Note to recruiters

Note to recruiters: We are quite aware that recruiters, interviewers, VCs and other professionals generally perform a Google Search before they interview someone, take a pitch from someone, et cetera. Please keep in mind that not everything put on the Internet must align directly to one's future career and/or one's future product portfolio. Sometimes, people do put things on the Internet just because. Just because. It may be out of their personal interests, which may have nothing to do with their professional interests. Or it may be for some other reason. Recruiters seem to have this wrong-headed notion that if somebody is not signalling their interests in a certain area online, then that means that they are not interested in that area at all. It is worth pointing out that economics pretty much underlies the areas of marketing, strategy, operations and finance. And this blog is about economics. With metta, let us. by all means, be reflective about this whole business of business. Also, see our post on "The Multi-faceted Identity Problem".

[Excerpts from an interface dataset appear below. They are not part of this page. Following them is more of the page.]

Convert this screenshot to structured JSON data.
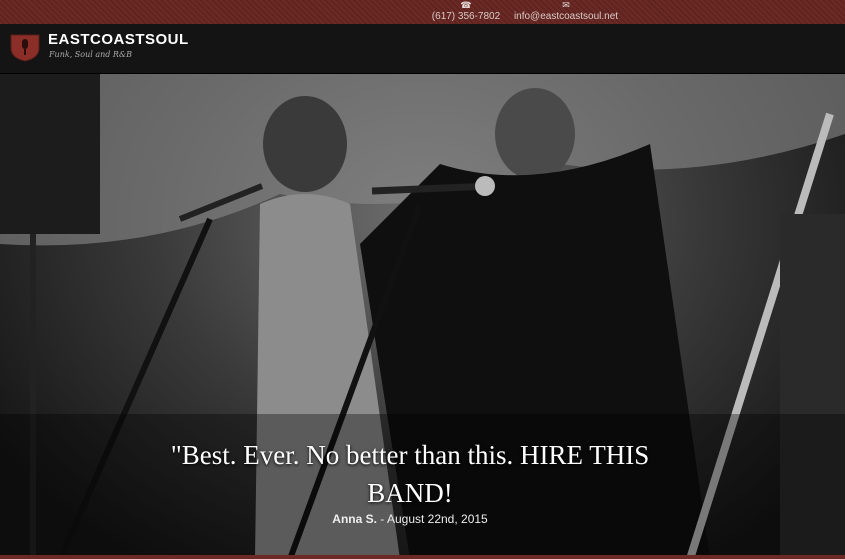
{
  "contact": {
    "phone": "(617) 356-7802",
    "email": "info@eastcoastsoul.net",
    "phone_icon": "phone-icon",
    "email_icon": "envelope-icon"
  },
  "brand": {
    "name": "EASTCOASTSOUL",
    "tagline": "Funk, Soul and R&B",
    "logo_icon": "shield-logo-icon"
  },
  "testimonial": {
    "quote": "\"Best. Ever. No better than this. HIRE THIS BAND!",
    "author": "Anna S.",
    "date": "- August 22nd, 2015"
  },
  "colors": {
    "topbar": "#6b2a26",
    "header": "#141414",
    "accent": "#8b2e28"
  }
}
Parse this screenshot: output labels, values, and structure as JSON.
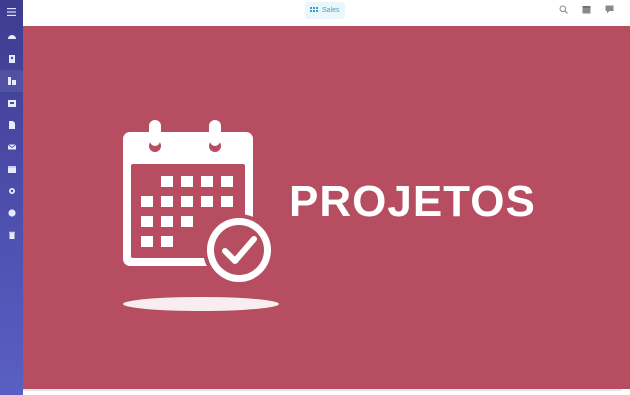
{
  "sidebar": {
    "menu_icon": "hamburger-icon",
    "items": [
      {
        "icon": "dashboard-icon"
      },
      {
        "icon": "contacts-icon"
      },
      {
        "icon": "reports-icon"
      },
      {
        "icon": "projects-icon"
      },
      {
        "icon": "documents-icon"
      },
      {
        "icon": "mail-icon"
      },
      {
        "icon": "calendar-icon"
      },
      {
        "icon": "settings-icon"
      },
      {
        "icon": "help-icon"
      },
      {
        "icon": "trash-icon"
      }
    ]
  },
  "topbar": {
    "app_label": "Sales",
    "app_icon": "apps-grid-icon",
    "right_icons": [
      "search-icon",
      "calendar-icon",
      "chat-icon"
    ]
  },
  "banner": {
    "title": "PROJETOS",
    "background": "#b64d61",
    "icon": "calendar-check-icon"
  }
}
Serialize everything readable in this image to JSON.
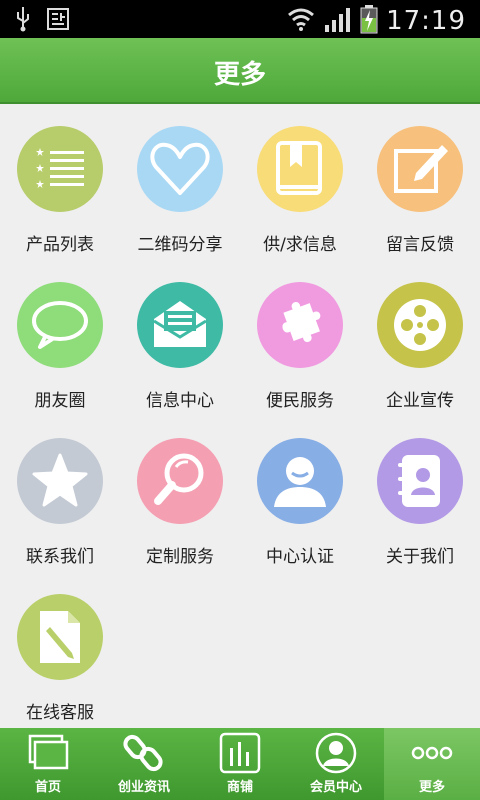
{
  "status_bar": {
    "time": "17:19"
  },
  "header": {
    "title": "更多"
  },
  "grid_items": [
    {
      "label": "产品列表",
      "icon": "list-stars-icon",
      "color": "#b7cc6a"
    },
    {
      "label": "二维码分享",
      "icon": "heart-icon",
      "color": "#a9d8f4"
    },
    {
      "label": "供/求信息",
      "icon": "book-icon",
      "color": "#f8dc78"
    },
    {
      "label": "留言反馈",
      "icon": "edit-icon",
      "color": "#f7c07c"
    },
    {
      "label": "朋友圈",
      "icon": "chat-bubble-icon",
      "color": "#8edc7a"
    },
    {
      "label": "信息中心",
      "icon": "envelope-icon",
      "color": "#3ebaa5"
    },
    {
      "label": "便民服务",
      "icon": "puzzle-icon",
      "color": "#f09ae0"
    },
    {
      "label": "企业宣传",
      "icon": "film-reel-icon",
      "color": "#c5c34a"
    },
    {
      "label": "联系我们",
      "icon": "star-icon",
      "color": "#c3cad4"
    },
    {
      "label": "定制服务",
      "icon": "magnifier-icon",
      "color": "#f49fb2"
    },
    {
      "label": "中心认证",
      "icon": "user-icon",
      "color": "#88aee6"
    },
    {
      "label": "关于我们",
      "icon": "contacts-book-icon",
      "color": "#b39ae6"
    },
    {
      "label": "在线客服",
      "icon": "document-edit-icon",
      "color": "#b9d06a"
    }
  ],
  "bottom_nav": [
    {
      "label": "首页",
      "icon": "home-windows-icon",
      "active": false
    },
    {
      "label": "创业资讯",
      "icon": "link-icon",
      "active": false
    },
    {
      "label": "商铺",
      "icon": "bar-chart-icon",
      "active": false
    },
    {
      "label": "会员中心",
      "icon": "member-icon",
      "active": false
    },
    {
      "label": "更多",
      "icon": "more-dots-icon",
      "active": true
    }
  ]
}
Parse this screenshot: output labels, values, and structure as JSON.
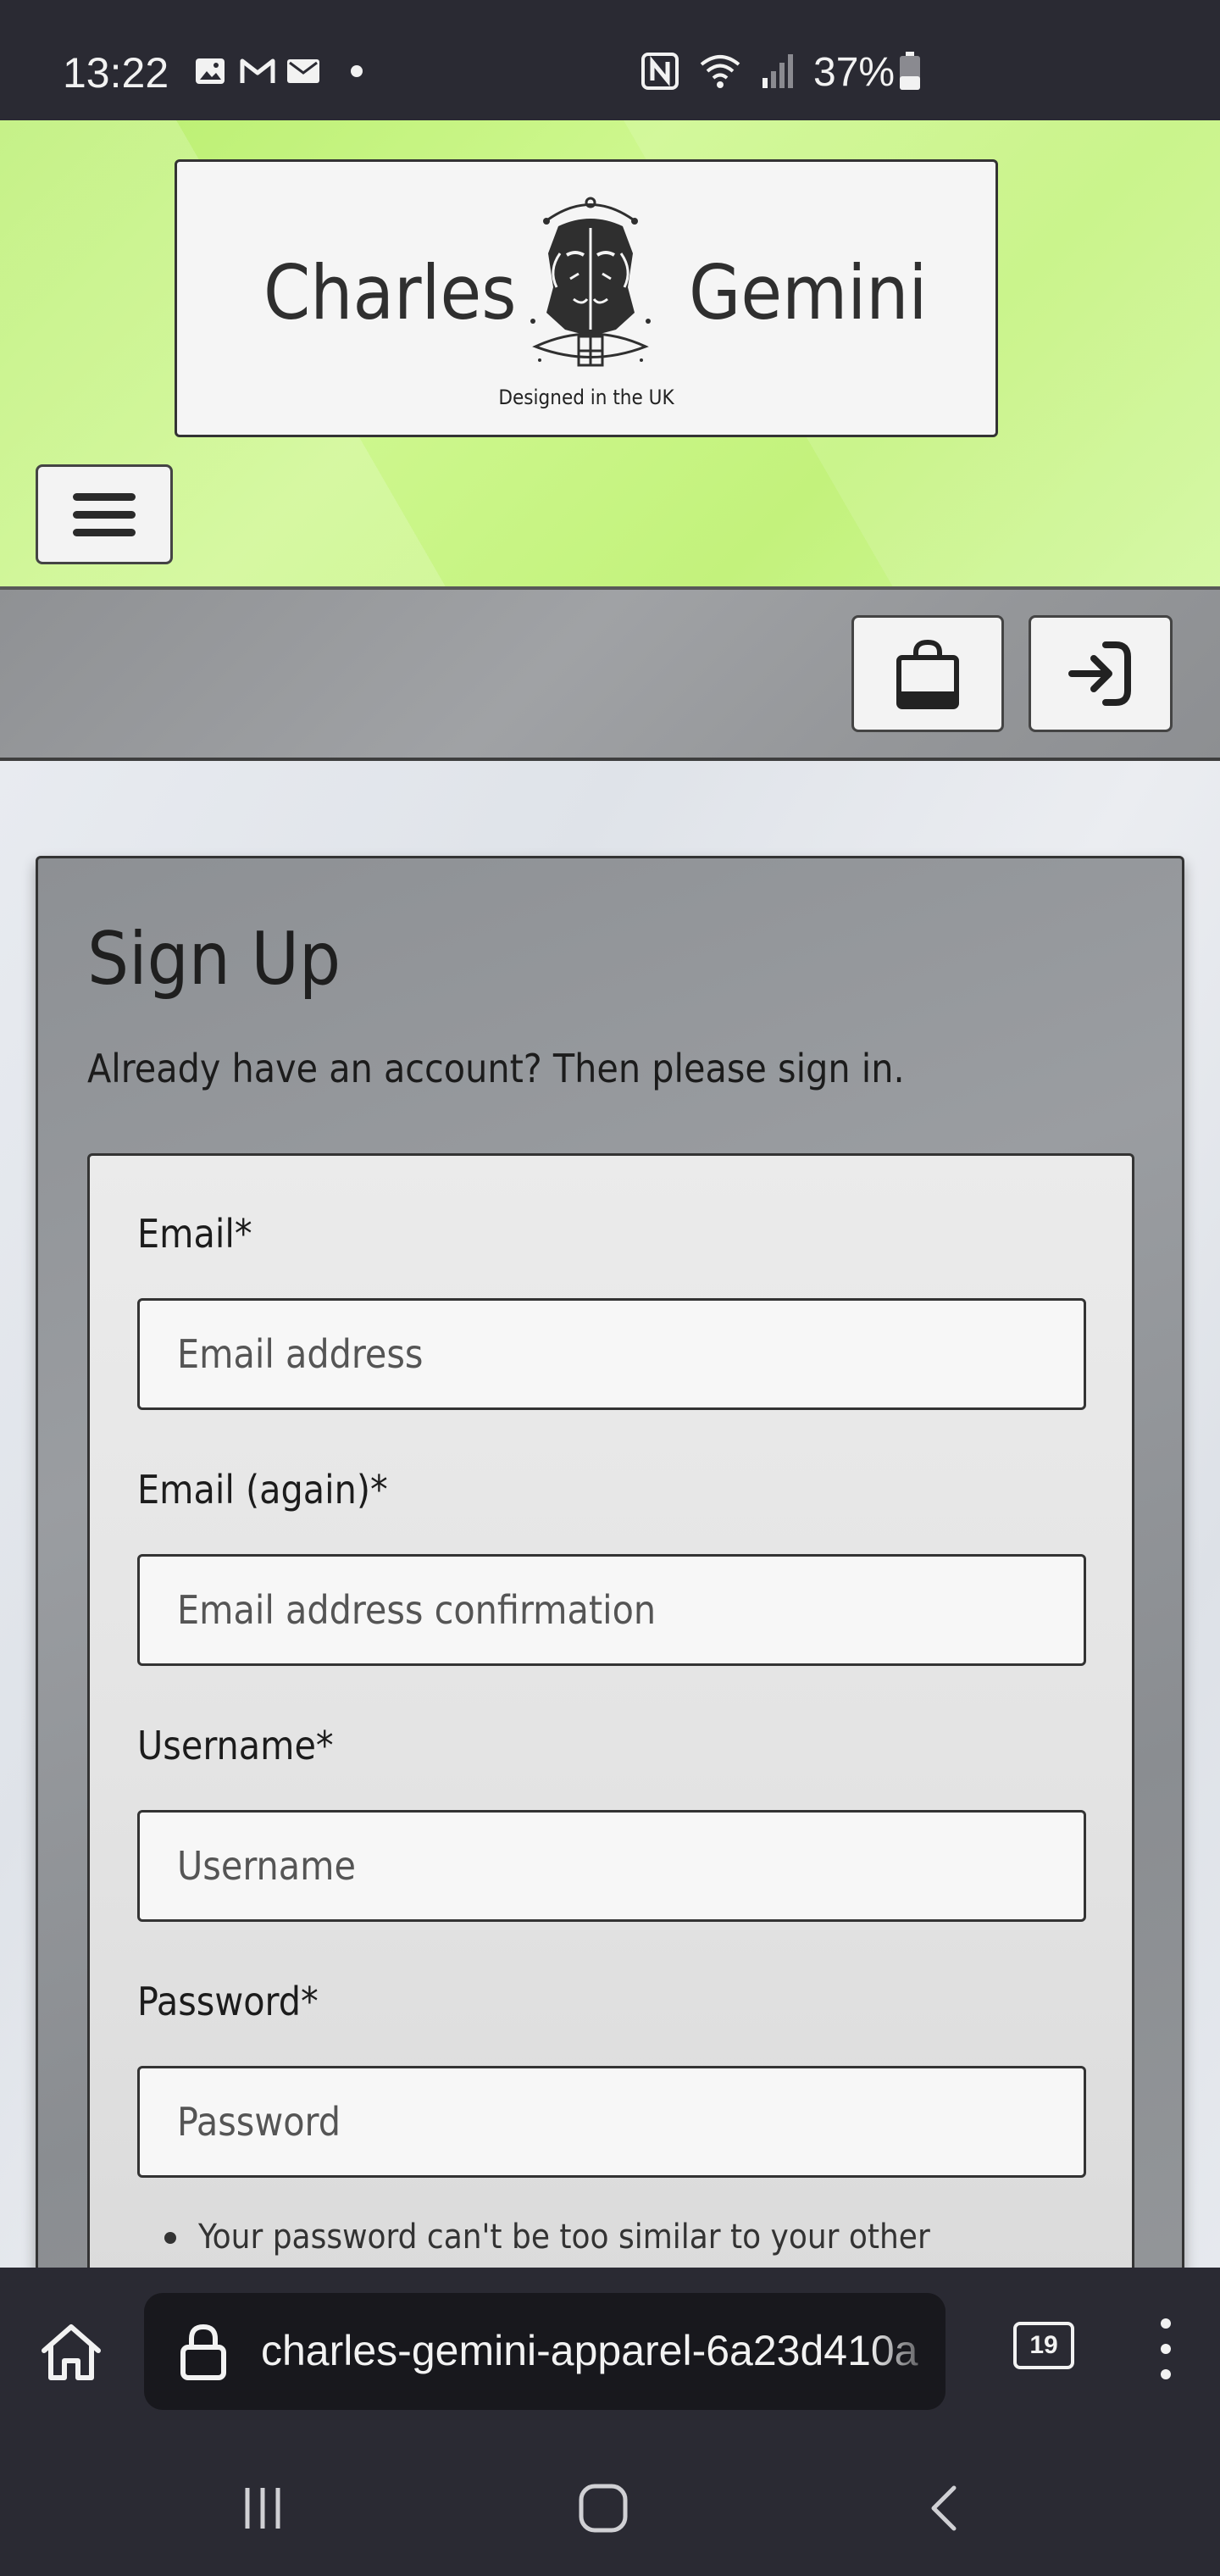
{
  "status_bar": {
    "time": "13:22",
    "battery_text": "37%",
    "icons": [
      "gallery-icon",
      "gmail-icon",
      "mail-icon",
      "notification-dot",
      "nfc-icon",
      "wifi-icon",
      "signal-icon",
      "battery-icon"
    ]
  },
  "header": {
    "brand_left": "Charles",
    "brand_right": "Gemini",
    "tagline": "Designed in the UK",
    "colors": {
      "header_bg": "#c6f47f",
      "toolbar_bg": "#96989b"
    }
  },
  "toolbar": {
    "icons": [
      "shopping-bag-icon",
      "login-icon"
    ]
  },
  "signup": {
    "title": "Sign Up",
    "subtitle_prefix": "Already have an account? Then please ",
    "subtitle_link": "sign in",
    "subtitle_suffix": ".",
    "fields": [
      {
        "label": "Email*",
        "placeholder": "Email address"
      },
      {
        "label": "Email (again)*",
        "placeholder": "Email address confirmation"
      },
      {
        "label": "Username*",
        "placeholder": "Username"
      },
      {
        "label": "Password*",
        "placeholder": "Password"
      }
    ],
    "password_help": "Your password can't be too similar to your other"
  },
  "browser": {
    "url": "charles-gemini-apparel-6a23d410a",
    "tab_count": "19"
  }
}
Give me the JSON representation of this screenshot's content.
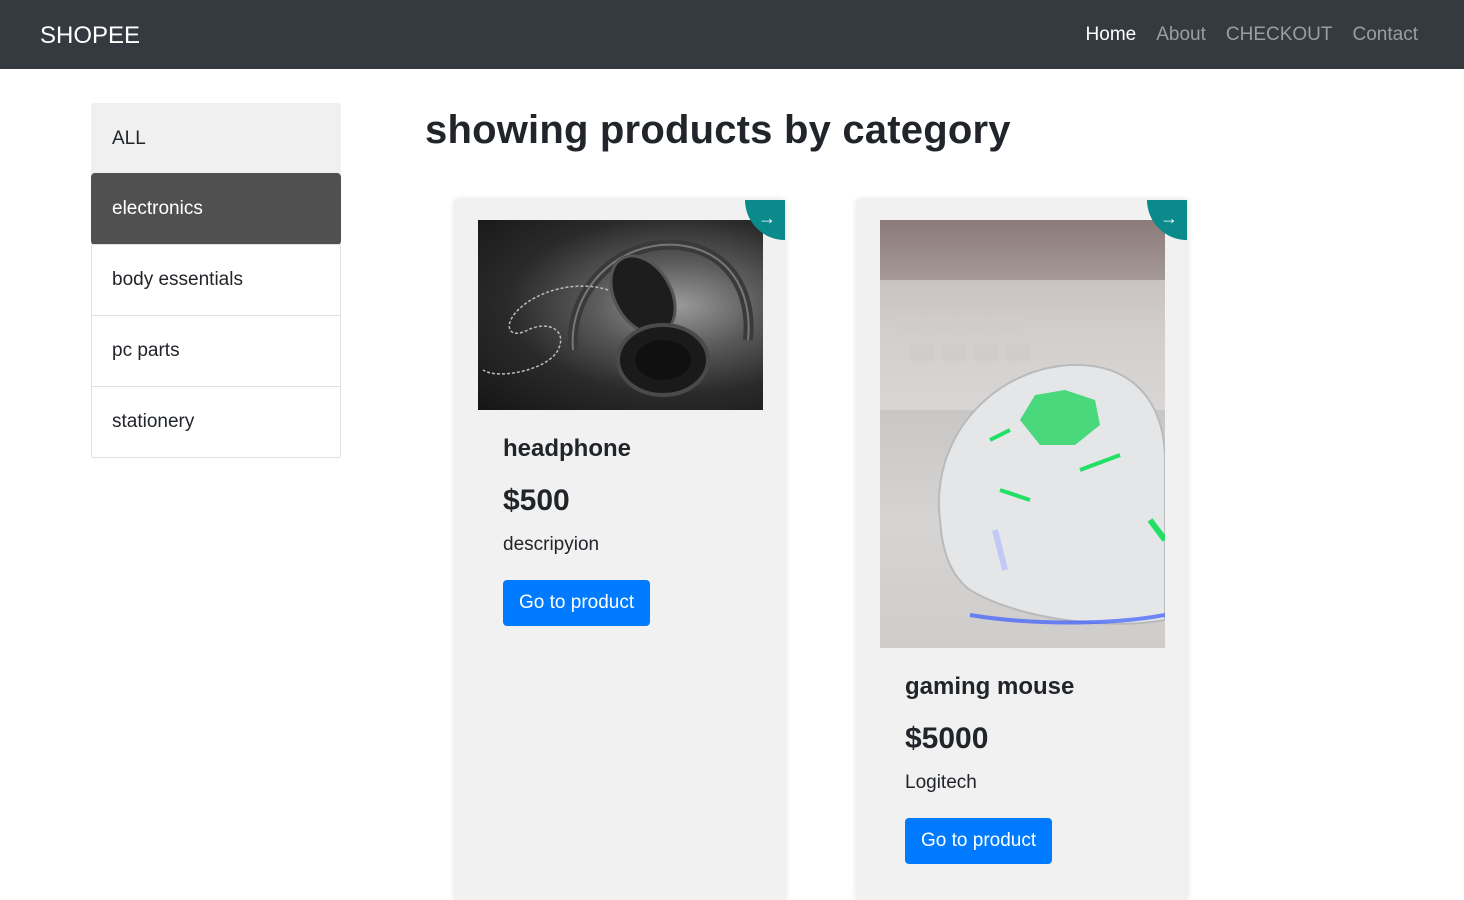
{
  "navbar": {
    "brand": "SHOPEE",
    "links": [
      {
        "label": "Home",
        "active": true
      },
      {
        "label": "About",
        "active": false
      },
      {
        "label": "CHECKOUT",
        "active": false
      },
      {
        "label": "Contact",
        "active": false
      }
    ]
  },
  "sidebar": {
    "items": [
      {
        "label": "ALL"
      },
      {
        "label": "electronics",
        "selected": true
      },
      {
        "label": "body essentials"
      },
      {
        "label": "pc parts"
      },
      {
        "label": "stationery"
      }
    ]
  },
  "main": {
    "title": "showing products by category",
    "products": [
      {
        "name": "headphone",
        "price": "$500",
        "description": "descripyion",
        "button": "Go to product",
        "corner_icon": "→",
        "image": "headphone-photo"
      },
      {
        "name": "gaming mouse",
        "price": "$5000",
        "description": "Logitech",
        "button": "Go to product",
        "corner_icon": "→",
        "image": "gaming-mouse-photo"
      }
    ]
  },
  "colors": {
    "navbar_bg": "#343a40",
    "selected_category_bg": "#505050",
    "button_primary": "#007bff",
    "corner_badge": "#0a8a8a"
  }
}
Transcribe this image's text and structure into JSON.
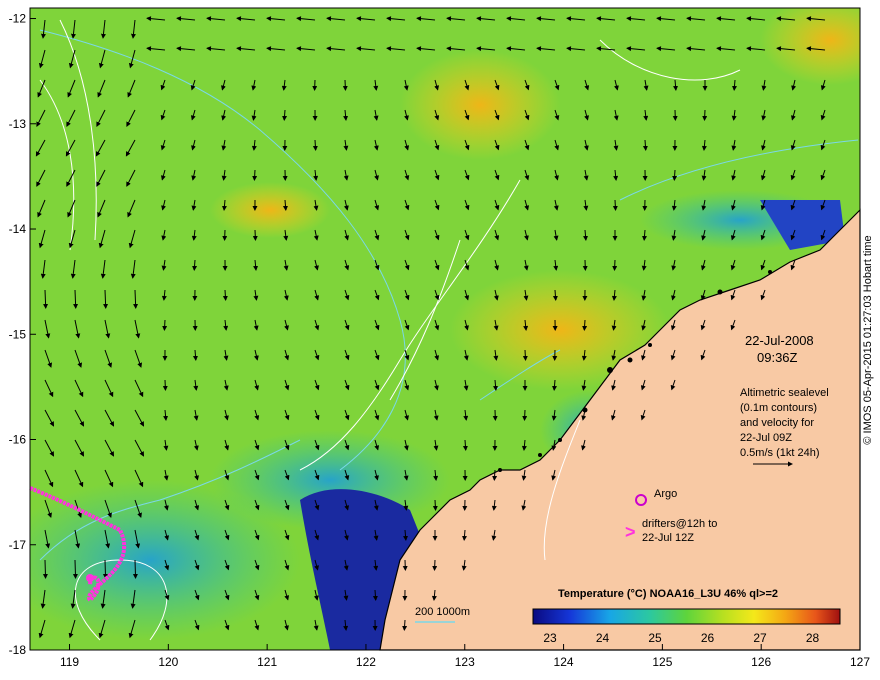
{
  "map": {
    "lon_ticks": [
      "119",
      "120",
      "121",
      "122",
      "123",
      "124",
      "125",
      "126",
      "127"
    ],
    "lat_ticks": [
      "-12",
      "-13",
      "-14",
      "-15",
      "-16",
      "-17",
      "-18"
    ],
    "lon_range": [
      118.6,
      127
    ],
    "lat_range": [
      -18,
      -11.9
    ]
  },
  "annotations": {
    "date": "22-Jul-2008",
    "time": "09:36Z",
    "altimetry_lines": [
      "Altimetric sealevel",
      "(0.1m contours)",
      "and velocity for",
      "22-Jul 09Z",
      "0.5m/s (1kt 24h)"
    ],
    "argo_label": "Argo",
    "drifters_line1": "drifters@12h to",
    "drifters_line2": "22-Jul 12Z",
    "scale_label": "200  1000m"
  },
  "colorbar": {
    "title": "Temperature (°C) NOAA16_L3U 46% ql>=2",
    "ticks": [
      "23",
      "24",
      "25",
      "26",
      "27",
      "28"
    ]
  },
  "credit": "© IMOS 05-Apr-2015 01:27:03 Hobart time",
  "colors": {
    "land": "#f8c9a4",
    "sea_main": "#7fd43a",
    "sea_warm": "#f2c21e",
    "sea_cool": "#2fb89a",
    "sea_deep": "#1a2aa0",
    "contour": "#ffffff",
    "isobath": "#7ad8e8",
    "track": "#ff33dd"
  }
}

Tuesday, September 3, 2013

INNOVATION: Our non-profit Digital Green/Rikin Gandhi mention in the BBC (yay!)

From the BBC:
Or take the 26-year-old who co-founded a software start-up in Bangalore, and helped turn it into a global technology services giant. And then, 28 years later, Nandan Nilekani quit Infosys, to drive something he believed in: giving a digital identity to a billion Indians. 
That little start-up, and others like it, pushed India's information technology and business process outsourcing (IT-BPO) industry across the $100bn mark in 2012. Nearly 70% of that was exports, according to industry association Nasscom, which says that India supplies nearly 60% of the IT-BPO services that are globally-sourced.
Then there's Rikin Gandhi, who gave up his dream of becoming an astronaut just as he came really close to it. He left the United States and came to India to work with farmers, using digital video to change what and how they learned. This is also his story. 
Locally-produced video is a simple innovation for rural India, where internet penetration is low. Mobile use is ramping up, though.